As I write, Mother’s Day 2015 is coming to a close. It was a special day. Who is better than Mom? I called my mother, made breakfast in bed for my wife, spoke to my mother-in-law, and cheered all the Moms whose photos showed up on my Facebook feed. Yet for all of the celebration of Mom, there remain a few Mothers who—to the best of my knowledge— have gone without recognition this year, which is a bummer for them. So here goes, my favorite Middle Eastern Moms:
- Umm Kalthoum (Mother of Kalthoum) whose real name was Fatimah Ibrahim al-Sayyid al-Biltagi, captivated the heart and souls of Arabs with an astonishingly beautiful voice and often haunting lyrics of love and loss during a five decades-long career. She was born in Egypt’s Nile Delta in 1904 and died in 1975.There is not an Egyptian I know who does not get a broad smile on their face at the mention of Umm Kalthoum. Many Egyptian friends—even the ones born after her death—can recite the lyrics to her songs. I cannot think of any artist in the United States who occupies the place that Umm Kalthoum does in Egypt’s national lore. I would probably offend a lot of Egyptians if I tried. As big as Frank Sinatra was, as devoted and fanatical the fans of Barbara Streisand may be, as much as Elvis was the King of Rock and Roll, and Michael Jackson fashioned himself as the King of Pop, none of them can touch Umm Kalthoum.
- Egyptians often refer to their country as Umm al-Dunya or Mother of the World. Let’s not allow Egypt’s current state of political repression, economic uncertainty, nationalist freak out, decrepit infrastructure, and deteriorating security, to obscure its cultural and historical legacies.

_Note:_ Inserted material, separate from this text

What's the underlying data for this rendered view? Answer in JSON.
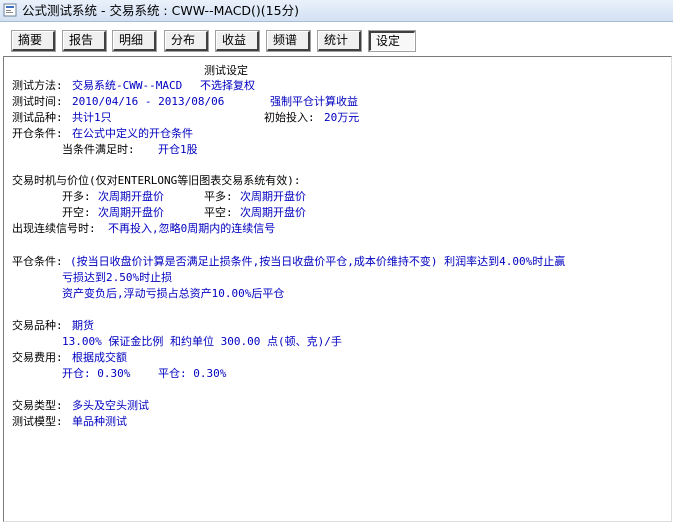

I have seen a lot of cool things in my travels, but nothing (still) takes my breath away like the step pyramid of Sakkara, Karnak, the Valley of the Kings, the Temple of Hatshepsut, and many other sights. It is not just ancient Egypt that deserves our respect on Mother’s Day. For (mostly) better or worse, Egypt has long-maintained cultural hegemony in the region, nurturing a world of art, literature, and cinema that policy geeks often over-look. Some of this waned with the stagnation of the last decade of Hosni Mubarak’s rule and the stifling sway of the Muslim Brotherhood, which often framed cultural debates, but even so Egypt remained a crucial player in the arts despite the fact that it did not have the resources to bankroll outposts of the Louvre, Guggenheim, and a variety of other projects in the region. The Bibliotecha Alexandrina makes the Gulf countries investments in mega-museums seem…well…cheap (despite their enormous price tags) in comparison to what Egypt has given the world.

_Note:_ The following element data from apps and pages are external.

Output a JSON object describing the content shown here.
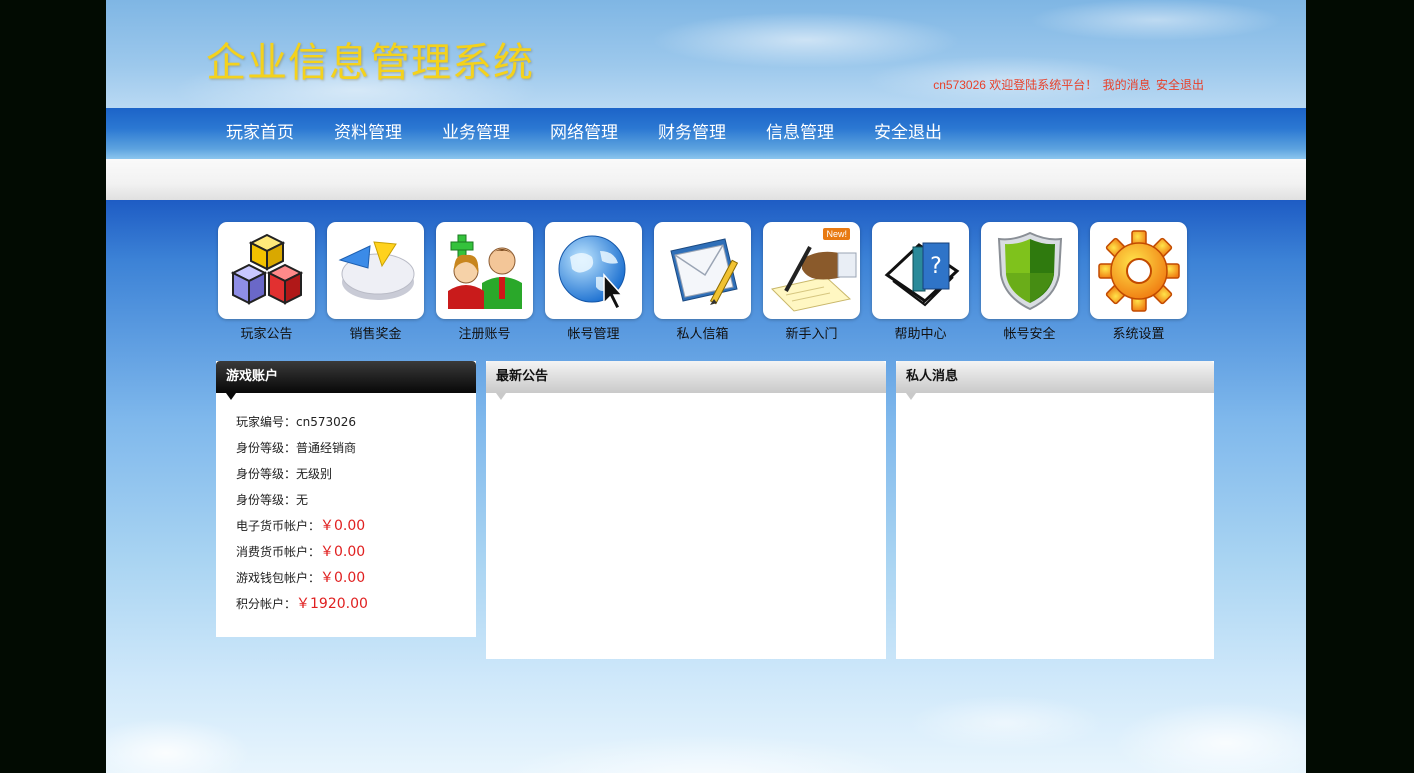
{
  "header": {
    "title": "企业信息管理系统",
    "welcome": "cn573026 欢迎登陆系统平台！",
    "my_messages": "我的消息",
    "logout": "安全退出"
  },
  "nav": {
    "items": [
      {
        "label": "玩家首页"
      },
      {
        "label": "资料管理"
      },
      {
        "label": "业务管理"
      },
      {
        "label": "网络管理"
      },
      {
        "label": "财务管理"
      },
      {
        "label": "信息管理"
      },
      {
        "label": "安全退出"
      }
    ]
  },
  "shortcuts": [
    {
      "label": "玩家公告",
      "icon": "cubes-icon"
    },
    {
      "label": "销售奖金",
      "icon": "pie-chart-icon"
    },
    {
      "label": "注册账号",
      "icon": "add-user-icon"
    },
    {
      "label": "帐号管理",
      "icon": "globe-cursor-icon"
    },
    {
      "label": "私人信箱",
      "icon": "envelope-icon"
    },
    {
      "label": "新手入门",
      "icon": "writing-hand-icon",
      "badge": "New!"
    },
    {
      "label": "帮助中心",
      "icon": "help-book-icon"
    },
    {
      "label": "帐号安全",
      "icon": "shield-icon"
    },
    {
      "label": "系统设置",
      "icon": "gear-icon"
    }
  ],
  "account_panel": {
    "title": "游戏账户",
    "rows": [
      {
        "label": "玩家编号：",
        "value": "cn573026"
      },
      {
        "label": "身份等级：",
        "value": "普通经销商"
      },
      {
        "label": "身份等级：",
        "value": "无级别"
      },
      {
        "label": "身份等级：",
        "value": "无"
      },
      {
        "label": "电子货币帐户：",
        "value": "￥0.00"
      },
      {
        "label": "消费货币帐户：",
        "value": "￥0.00"
      },
      {
        "label": "游戏钱包帐户：",
        "value": "￥0.00"
      },
      {
        "label": "积分帐户：",
        "value": "￥1920.00"
      }
    ]
  },
  "news_panel": {
    "title": "最新公告"
  },
  "messages_panel": {
    "title": "私人消息"
  },
  "colors": {
    "title_yellow": "#f4d21c",
    "userbar_red": "#e8402a",
    "money_red": "#e02020",
    "nav_blue": "#1c63c8"
  }
}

- Umm Ahmed was my shaghala (house keeper) when my wife and I lived in Cairo in 1999 and 2000. I wrote a little bit about her for a piece in Slate.com a number of years ago. In that article, I relayed how she saved me from being flattened by a bus as it went the wrong way down an allegedly one-way street in our little edge of Zamalek. I can’t say that I got to know Umm Ahmed all that well. She came and went as she pleased and was always very friendly. I think she got a kick out this khawaga with the goofy Arabic—part Egyptian, part Palestinian, part Modern Standard, all with a distinctly Jordanian accent. Umm Ahmed was just a good egg. I hope she is well.
- When allied forces began air operations against Saddam Hussein on January 17, 1991, the Iraqi leader predicted the fight would be Umm al-Ma’arik or the Mother of All Battles in which his armies would prevail. Obviously, it did not work out that way, but Saddam unwittingly gave Americans a new idiom. I’ve heard people use “Mother of all…” to refer to everything from traffic and engagement rings to desserts and toddler meltdowns. So despite the despicable and violent life of Umm al Ma’arik’s forebear, it is usefully evocative.
In all seriousness, in the violence that is engulfing four Middle Eastern states, the burden on caring for children, the elderly, the infirm, and wounded falls on who it always falls upon around the world—Moms. Regardless of your views of the origins of these conflicts and how to deal with them, it is hard not to be sympathetic to the brave, self-sacrificing women whose God-given inner strength makes everything a little bit better. Thank you, Mothers…